───── MATERIAL SHOWN ─────
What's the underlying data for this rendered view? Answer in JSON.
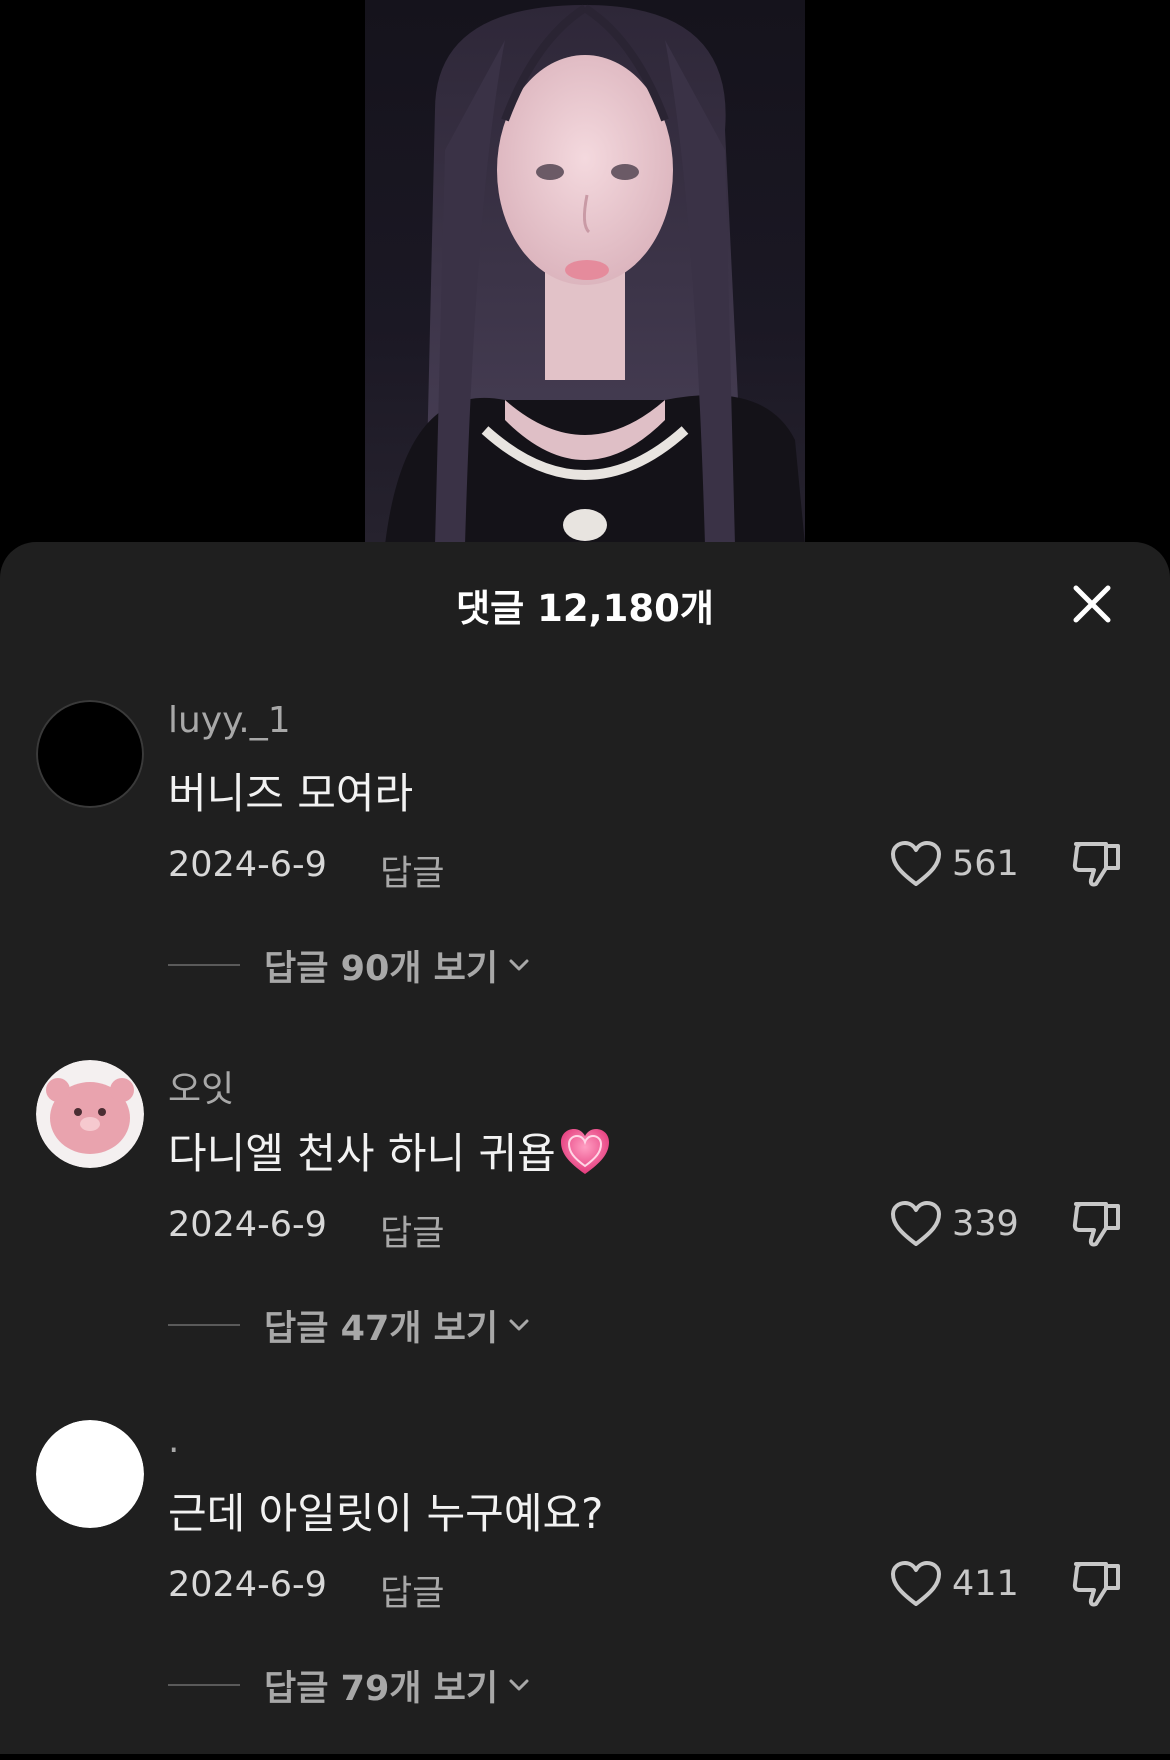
{
  "header": {
    "title": "댓글 12,180개"
  },
  "comments": [
    {
      "username": "luyy._1",
      "text": "버니즈 모여라",
      "date": "2024-6-9",
      "reply_label": "답글",
      "likes": "561",
      "view_replies": "답글 90개 보기",
      "avatar": "black-circle-avatar"
    },
    {
      "username": "오잇",
      "text": "다니엘 천사 하니 귀욥",
      "emoji": "pink-heart-emoji",
      "date": "2024-6-9",
      "reply_label": "답글",
      "likes": "339",
      "view_replies": "답글 47개 보기",
      "avatar": "pink-plush-avatar"
    },
    {
      "username": ".",
      "text": "근데 아일릿이 누구예요?",
      "date": "2024-6-9",
      "reply_label": "답글",
      "likes": "411",
      "view_replies": "답글 79개 보기",
      "avatar": "white-circle-avatar"
    }
  ],
  "colors": {
    "sheet_bg": "#1f1f1f",
    "text_primary": "#f2f2f2",
    "text_secondary": "#a8a8a8"
  }
}
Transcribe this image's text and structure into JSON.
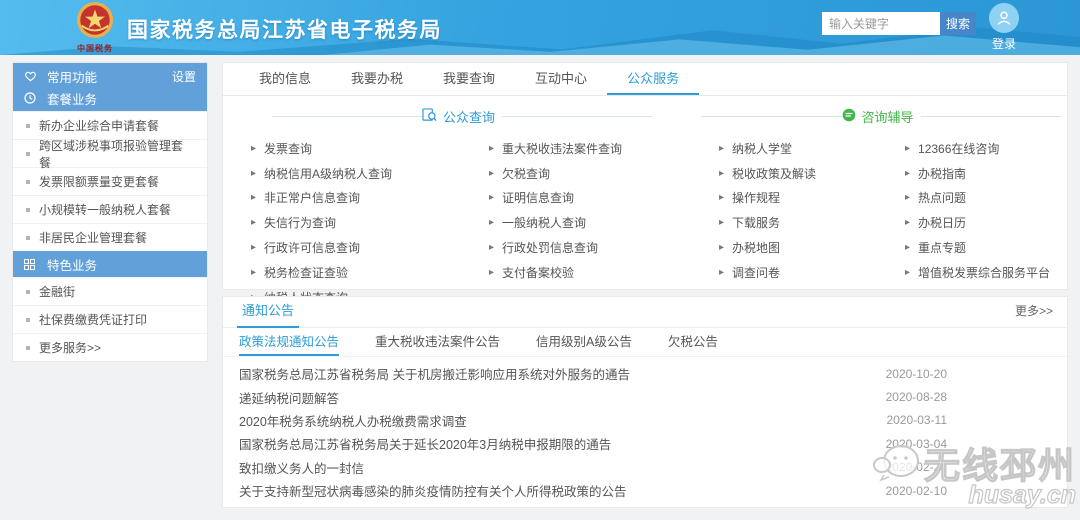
{
  "header": {
    "title": "国家税务总局江苏省电子税务局",
    "logo_caption": "中国税务",
    "search_placeholder": "输入关键字",
    "search_button": "搜索",
    "login_label": "登录"
  },
  "sidebar": {
    "common_header": "常用功能",
    "settings_label": "设置",
    "package_header": "套餐业务",
    "package_items": [
      "新办企业综合申请套餐",
      "跨区域涉税事项报验管理套餐",
      "发票限额票量变更套餐",
      "小规模转一般纳税人套餐",
      "非居民企业管理套餐"
    ],
    "special_header": "特色业务",
    "special_items": [
      "金融街",
      "社保费缴费凭证打印",
      "更多服务>>"
    ]
  },
  "tabs": [
    "我的信息",
    "我要办税",
    "我要查询",
    "互动中心",
    "公众服务"
  ],
  "active_tab": "公众服务",
  "public_query": {
    "title": "公众查询",
    "col1": [
      "发票查询",
      "纳税信用A级纳税人查询",
      "非正常户信息查询",
      "失信行为查询",
      "行政许可信息查询",
      "税务检查证查验",
      "纳税人状态查询"
    ],
    "col2": [
      "重大税收违法案件查询",
      "欠税查询",
      "证明信息查询",
      "一般纳税人查询",
      "行政处罚信息查询",
      "支付备案校验"
    ]
  },
  "consult": {
    "title": "咨询辅导",
    "col1": [
      "纳税人学堂",
      "税收政策及解读",
      "操作规程",
      "下载服务",
      "办税地图",
      "调查问卷"
    ],
    "col2": [
      "12366在线咨询",
      "办税指南",
      "热点问题",
      "办税日历",
      "重点专题",
      "增值税发票综合服务平台"
    ]
  },
  "notices": {
    "title": "通知公告",
    "more_label": "更多>>",
    "tabs": [
      "政策法规通知公告",
      "重大税收违法案件公告",
      "信用级别A级公告",
      "欠税公告"
    ],
    "active_tab": "政策法规通知公告",
    "items": [
      {
        "title": "国家税务总局江苏省税务局 关于机房搬迁影响应用系统对外服务的通告",
        "date": "2020-10-20"
      },
      {
        "title": "递延纳税问题解答",
        "date": "2020-08-28"
      },
      {
        "title": "2020年税务系统纳税人办税缴费需求调查",
        "date": "2020-03-11"
      },
      {
        "title": "国家税务总局江苏省税务局关于延长2020年3月纳税申报期限的通告",
        "date": "2020-03-04"
      },
      {
        "title": "致扣缴义务人的一封信",
        "date": "2020-02-28"
      },
      {
        "title": "关于支持新型冠状病毒感染的肺炎疫情防控有关个人所得税政策的公告",
        "date": "2020-02-10"
      }
    ]
  },
  "watermark": {
    "name": "无线邳州",
    "site": "husay.cn"
  },
  "colors": {
    "accent_blue": "#2e9cd6",
    "accent_green": "#44b549",
    "sidebar_blue": "#62a0da",
    "header_blue": "#34a3df",
    "search_button_blue": "#4687ca"
  }
}
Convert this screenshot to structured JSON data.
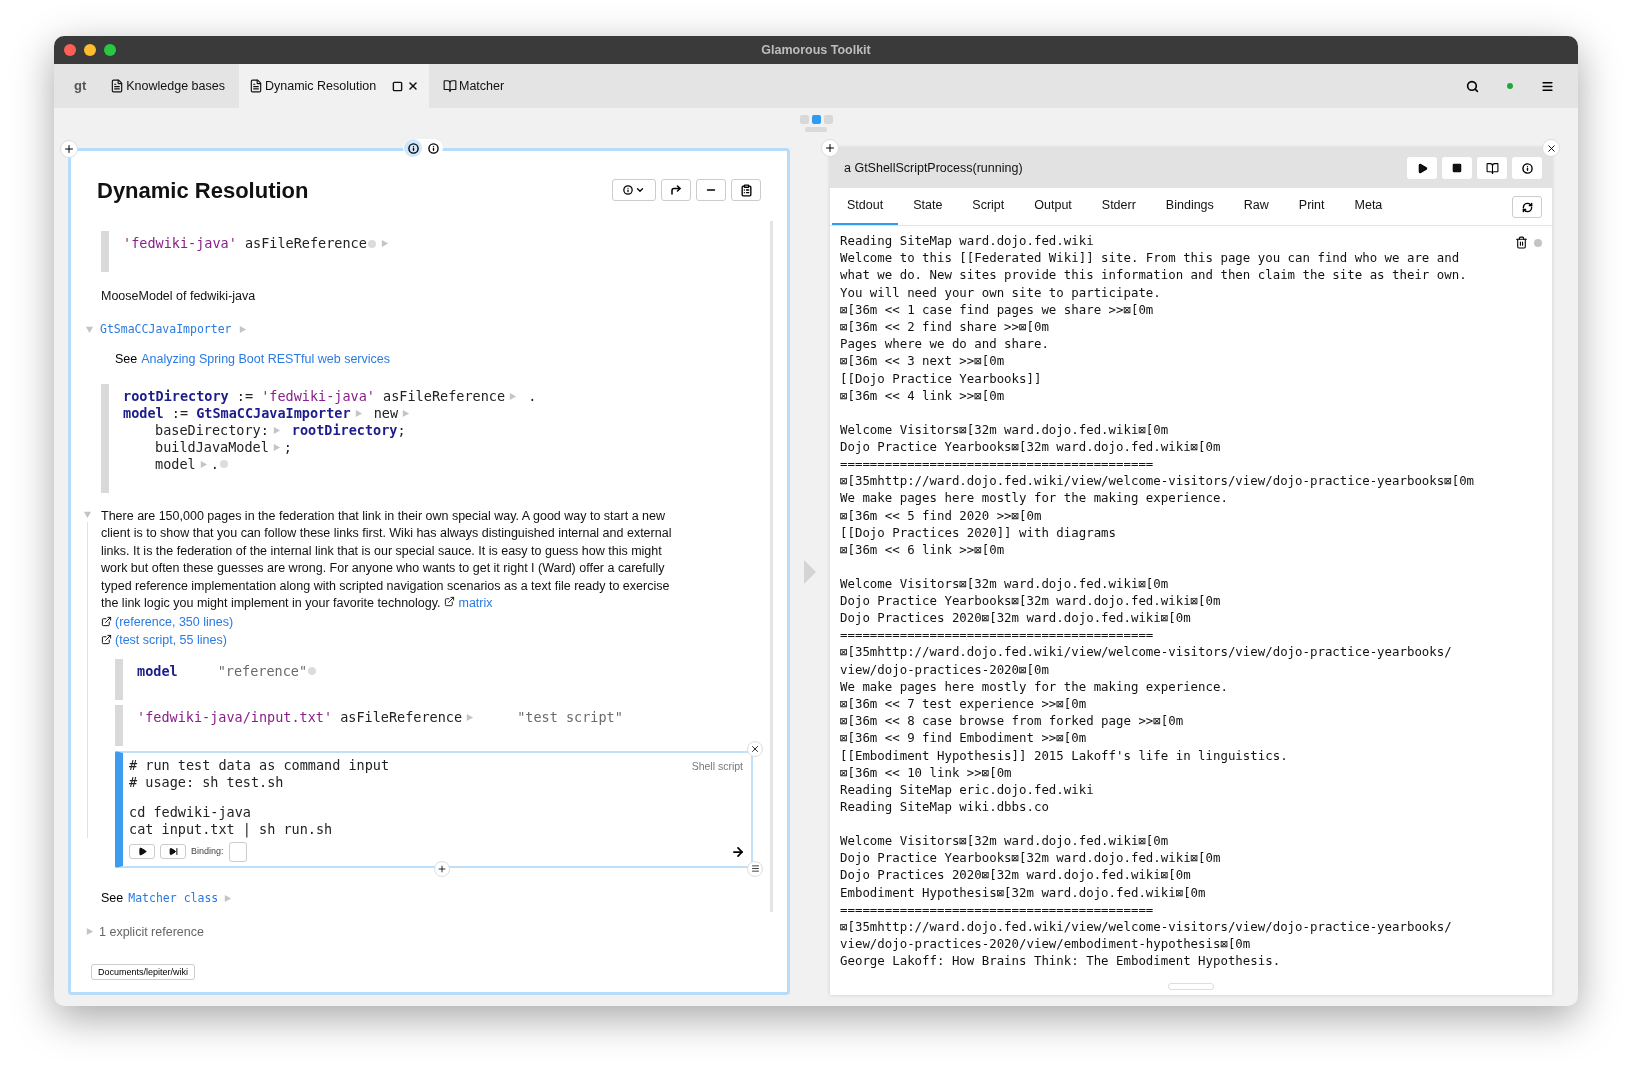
{
  "window": {
    "title": "Glamorous Toolkit"
  },
  "tabs": [
    {
      "kind": "logo",
      "label": "gt",
      "selected": false
    },
    {
      "kind": "page",
      "label": "Knowledge bases",
      "selected": false
    },
    {
      "kind": "page",
      "label": "Dynamic Resolution",
      "selected": true
    },
    {
      "kind": "book",
      "label": "Matcher",
      "selected": false
    }
  ],
  "pager": [
    {
      "selected": false
    },
    {
      "selected": true
    },
    {
      "selected": false
    }
  ],
  "left_pane": {
    "title": "Dynamic Resolution",
    "toggle": [
      {
        "selected": true
      },
      {
        "selected": false
      }
    ],
    "blocks": [
      {
        "kind": "code",
        "lines": [
          [
            {
              "kind": "str",
              "text": "'fedwiki-java'"
            },
            {
              "kind": "plain",
              "text": " asFileReference"
            },
            {
              "kind": "dot"
            },
            {
              "kind": "arrow"
            }
          ]
        ]
      },
      {
        "kind": "text",
        "text": "MooseModel of fedwiki-java"
      },
      {
        "kind": "expander",
        "expanded": true,
        "link": "GtSmaCCJavaImporter",
        "see": "See",
        "see_link": "Analyzing Spring Boot RESTful web services"
      },
      {
        "kind": "code",
        "lines": [
          [
            {
              "kind": "var",
              "text": "rootDirectory"
            },
            {
              "kind": "plain",
              "text": " := "
            },
            {
              "kind": "str",
              "text": "'fedwiki-java'"
            },
            {
              "kind": "plain",
              "text": " asFileReference"
            },
            {
              "kind": "arrow"
            },
            {
              "kind": "plain",
              "text": " ."
            }
          ],
          [
            {
              "kind": "var",
              "text": "model"
            },
            {
              "kind": "plain",
              "text": " := "
            },
            {
              "kind": "var",
              "text": "GtSmaCCJavaImporter"
            },
            {
              "kind": "arrow"
            },
            {
              "kind": "plain",
              "text": " new"
            },
            {
              "kind": "arrow"
            }
          ],
          [
            {
              "kind": "indent"
            },
            {
              "kind": "plain",
              "text": "baseDirectory:"
            },
            {
              "kind": "arrow"
            },
            {
              "kind": "space"
            },
            {
              "kind": "var",
              "text": "rootDirectory"
            },
            {
              "kind": "plain",
              "text": ";"
            }
          ],
          [
            {
              "kind": "indent"
            },
            {
              "kind": "plain",
              "text": "buildJavaModel"
            },
            {
              "kind": "arrow"
            },
            {
              "kind": "plain",
              "text": ";"
            }
          ],
          [
            {
              "kind": "indent"
            },
            {
              "kind": "plain",
              "text": "model"
            },
            {
              "kind": "arrow"
            },
            {
              "kind": "plain",
              "text": "."
            },
            {
              "kind": "dot"
            }
          ]
        ]
      },
      {
        "kind": "paragraph",
        "expanded": true,
        "text": "There are 150,000 pages in the federation that link in their own special way. A good way to start a new client is to show that you can follow these links first. Wiki has always distinguished internal and external links. It is the federation of the internal link that is our special sauce. It is easy to guess how this might work but often these guesses are wrong. For anyone who wants to get it right I (Ward) offer a carefully typed reference implementation along with scripted navigation scenarios as a text file ready to exercise the link logic you might implement in your favorite technology.",
        "link": "matrix",
        "refs": [
          "(reference, 350 lines)",
          "(test script, 55 lines)"
        ],
        "children": [
          {
            "kind": "code",
            "lines": [
              [
                {
                  "kind": "var",
                  "text": "model"
                },
                {
                  "kind": "gap"
                },
                {
                  "kind": "comment",
                  "text": "\"reference\""
                },
                {
                  "kind": "dot"
                }
              ]
            ]
          },
          {
            "kind": "code",
            "lines": [
              [
                {
                  "kind": "str",
                  "text": "'fedwiki-java/input.txt'"
                },
                {
                  "kind": "plain",
                  "text": " asFileReference"
                },
                {
                  "kind": "arrow"
                },
                {
                  "kind": "gap"
                },
                {
                  "kind": "comment",
                  "text": "\"test script\""
                }
              ]
            ]
          },
          {
            "kind": "shell",
            "label": "Shell script",
            "groups": [
              [
                "# run test data as command input",
                "# usage: sh test.sh"
              ],
              [
                "cd fedwiki-java",
                "cat input.txt | sh run.sh"
              ]
            ],
            "binding_label": "Binding:"
          }
        ]
      },
      {
        "kind": "see",
        "text": "See",
        "link": "Matcher class"
      },
      {
        "kind": "reference",
        "expanded": false,
        "text": "1 explicit reference"
      }
    ],
    "footer": "Documents/lepiter/wiki"
  },
  "right_pane": {
    "title": "a GtShellScriptProcess(running)",
    "tabs": [
      {
        "label": "Stdout",
        "selected": true
      },
      {
        "label": "State",
        "selected": false
      },
      {
        "label": "Script",
        "selected": false
      },
      {
        "label": "Output",
        "selected": false
      },
      {
        "label": "Stderr",
        "selected": false
      },
      {
        "label": "Bindings",
        "selected": false
      },
      {
        "label": "Raw",
        "selected": false
      },
      {
        "label": "Print",
        "selected": false
      },
      {
        "label": "Meta",
        "selected": false
      }
    ],
    "stdout": [
      [
        "Reading SiteMap ward.dojo.fed.wiki",
        "Welcome to this [[Federated Wiki]] site. From this page you can find who we are and",
        "what we do. New sites provide this information and then claim the site as their own.",
        "You will need your own site to participate.",
        "⊠[36m << 1 case find pages we share >>⊠[0m",
        "⊠[36m << 2 find share >>⊠[0m",
        "Pages where we do and share.",
        "⊠[36m << 3 next >>⊠[0m",
        "[[Dojo Practice Yearbooks]]",
        "⊠[36m << 4 link >>⊠[0m"
      ],
      [
        "Welcome Visitors⊠[32m ward.dojo.fed.wiki⊠[0m",
        "Dojo Practice Yearbooks⊠[32m ward.dojo.fed.wiki⊠[0m",
        "==========================================",
        "⊠[35mhttp://ward.dojo.fed.wiki/view/welcome-visitors/view/dojo-practice-yearbooks⊠[0m",
        "We make pages here mostly for the making experience.",
        "⊠[36m << 5 find 2020 >>⊠[0m",
        "[[Dojo Practices 2020]] with diagrams",
        "⊠[36m << 6 link >>⊠[0m"
      ],
      [
        "Welcome Visitors⊠[32m ward.dojo.fed.wiki⊠[0m",
        "Dojo Practice Yearbooks⊠[32m ward.dojo.fed.wiki⊠[0m",
        "Dojo Practices 2020⊠[32m ward.dojo.fed.wiki⊠[0m",
        "==========================================",
        "⊠[35mhttp://ward.dojo.fed.wiki/view/welcome-visitors/view/dojo-practice-yearbooks/",
        "view/dojo-practices-2020⊠[0m",
        "We make pages here mostly for the making experience.",
        "⊠[36m << 7 test experience >>⊠[0m",
        "⊠[36m << 8 case browse from forked page >>⊠[0m",
        "⊠[36m << 9 find Embodiment >>⊠[0m",
        "[[Embodiment Hypothesis]] 2015 Lakoff's life in linguistics.",
        "⊠[36m << 10 link >>⊠[0m",
        "Reading SiteMap eric.dojo.fed.wiki",
        "Reading SiteMap wiki.dbbs.co"
      ],
      [
        "Welcome Visitors⊠[32m ward.dojo.fed.wiki⊠[0m",
        "Dojo Practice Yearbooks⊠[32m ward.dojo.fed.wiki⊠[0m",
        "Dojo Practices 2020⊠[32m ward.dojo.fed.wiki⊠[0m",
        "Embodiment Hypothesis⊠[32m ward.dojo.fed.wiki⊠[0m",
        "==========================================",
        "⊠[35mhttp://ward.dojo.fed.wiki/view/welcome-visitors/view/dojo-practice-yearbooks/",
        "view/dojo-practices-2020/view/embodiment-hypothesis⊠[0m",
        "George Lakoff: How Brains Think: The Embodiment Hypothesis."
      ]
    ]
  }
}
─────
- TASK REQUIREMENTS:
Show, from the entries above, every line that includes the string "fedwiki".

- TASK OUTPUT:
              "text": "'fedwiki-java'"
        "text": "MooseModel of fedwiki-java"
              "text": "'fedwiki-java'"
                  "text": "'fedwiki-java/input.txt'"
                "cd fedwiki-java",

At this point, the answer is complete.